+++ Provided material +++

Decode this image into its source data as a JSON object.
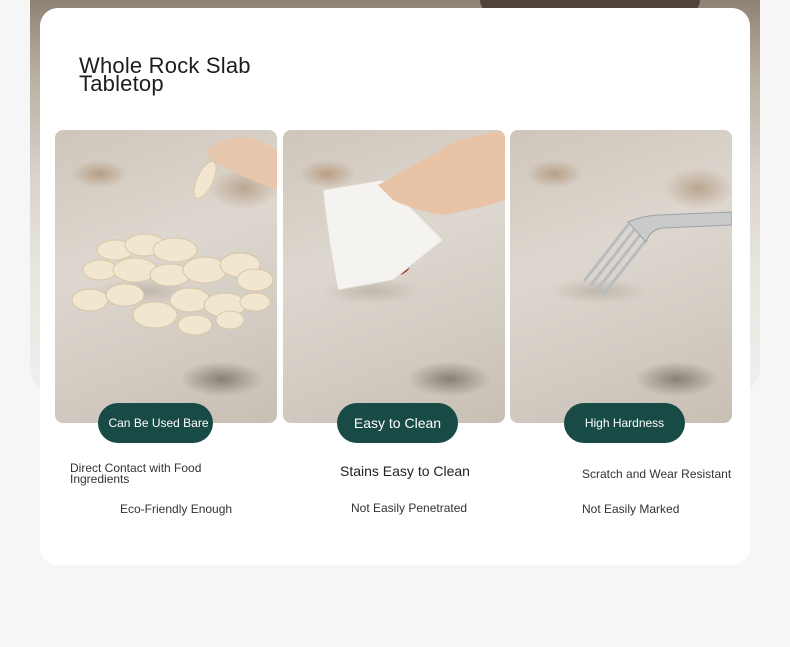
{
  "title_line1": "Whole Rock Slab",
  "title_line2": "Tabletop",
  "panels": [
    {
      "icon": "chips-icon",
      "badge": "Can Be Used Bare",
      "features": [
        "Direct Contact with Food Ingredients",
        "Eco-Friendly Enough"
      ]
    },
    {
      "icon": "napkin-icon",
      "badge": "Easy to Clean",
      "features": [
        "Stains Easy to Clean",
        "Not Easily Penetrated"
      ]
    },
    {
      "icon": "fork-icon",
      "badge": "High Hardness",
      "features": [
        "Scratch and Wear Resistant",
        "Not Easily Marked"
      ]
    }
  ],
  "colors": {
    "badge_bg": "#184b45",
    "badge_text": "#ffffff",
    "card_bg": "#ffffff",
    "page_bg": "#f6f6f6"
  }
}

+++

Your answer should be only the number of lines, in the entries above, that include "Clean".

**Response to this task**
2